rose 24 cents, or 0.5%, to settle at $52.85 a barrel on the New York Mercantile Exchange, but off the day’s high of $53.30.
March Brent crude
the global benchmark, finished lower, down 10 cents, or 0.2%, at $55.81 a barrel on ICE Futures Europe.
“Persistent fog on the U.S. Gulf Coast last week heavily impacted waterborne crude imports,” said Smith. “Despite the fog, crude exports were less impacted, with only outbound traffic from ports allowed at times, helping to exacerbate the large draw” to U.S. Gulf Coast inventories of 6.4 million barrels.
The EIA data also showed crude stocks at the Cushing, Okla., storage hub fell by 2.3 million barrels for the week, while total domestic oil production edged down by 100,000 barrels to 10.9 million barrels per day last week.
Gasoline supply, meanwhile, climbed by 2.5 million barrels, while distillate stockpiles were down by 800,000 barrels.

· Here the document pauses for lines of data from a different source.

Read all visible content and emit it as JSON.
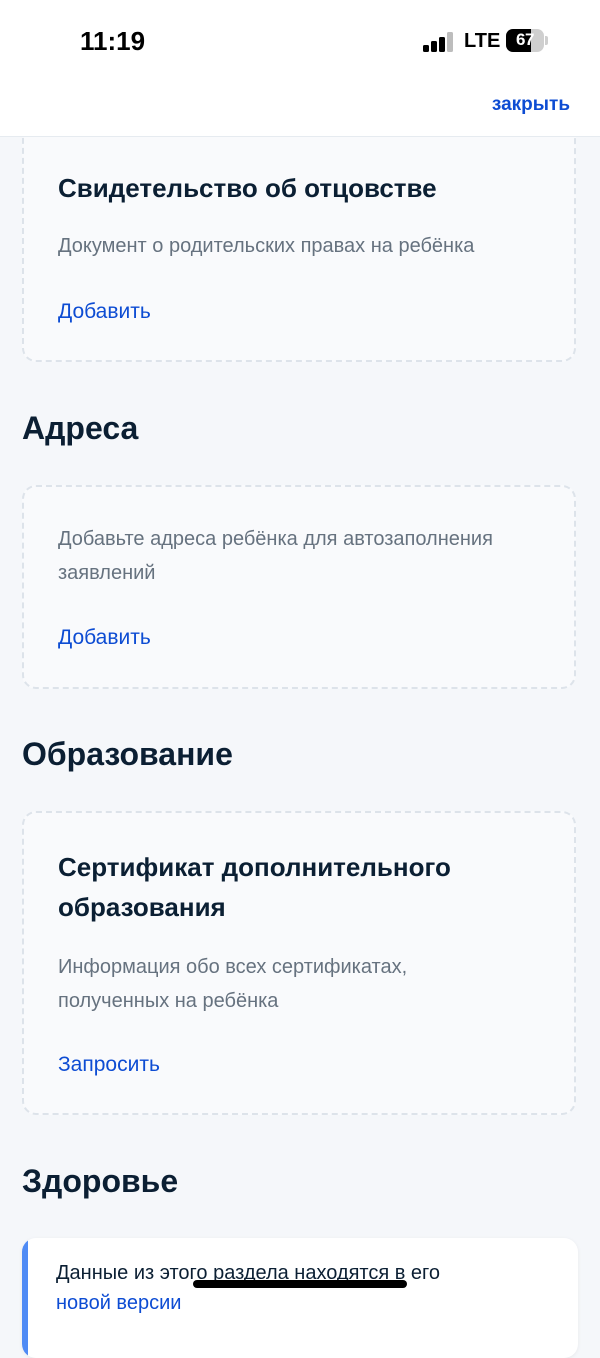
{
  "status_bar": {
    "time": "11:19",
    "network": "LTE",
    "battery": "67",
    "battery_level": 0.67
  },
  "header": {
    "close_label": "закрыть"
  },
  "cards": {
    "paternity": {
      "title": "Свидетельство об отцовстве",
      "description": "Документ о родительских правах на ребёнка",
      "action": "Добавить"
    },
    "addresses": {
      "description_line1": "Добавьте адреса ребёнка для автозаполнения",
      "description_line2": "заявлений",
      "action": "Добавить"
    },
    "certificate": {
      "title_line1": "Сертификат дополнительного",
      "title_line2": "образования",
      "description_line1": "Информация обо всех сертификатах,",
      "description_line2": "полученных на ребёнка",
      "action": "Запросить"
    }
  },
  "sections": {
    "addresses": "Адреса",
    "education": "Образование",
    "health": "Здоровье"
  },
  "health_info": {
    "text": "Данные из этого раздела находятся в его",
    "link": "новой версии"
  },
  "colors": {
    "accent": "#0d4cd3",
    "info_bar": "#4f8bf5",
    "background": "#f5f7fa"
  }
}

The S&P Global Platts survey had forecast a supply increase of 1.2 million barrels for gasoline and a decline of 800,000 barrels for distillate inventories.
Oil prices may push higher in the near term “thanks to ongoing vaccine efforts and better compliance,” said Lukman. “However, rising coronavirus cases and a possible delay in the U.S. stimulus package are seen countering bullish signals.”
The global tally for confirmed cases of the coronavirus that causes COVID-19 climbed to 100.3 million on Wednesday, according to data aggregated by Johns Hopkins University.
“Market participants are now in ‘wait and see’ mode, wanting to see how lockdowns evolve in the coming weeks and months, and how successful countries are in rolling out Covid-19 vaccines,” said Warren Patterson, head of commodities strategy at ING, in a note.
“The one factor which has made the market a bit nervous about demand is the localized lockdowns that we are seeing in parts of China,” he said.
Natural-gas futures, meanwhile, ended higher as the February contracts expired at the end of the day’s session, and ahead of the EIA’s update on supplies of the fuel due Thursday.
February natural gas
settled at $2.76 per million British thermal units, up 3.9%. March natural gas, which became the front-month contract at the day’s settlement, added 2.5% to $2.702.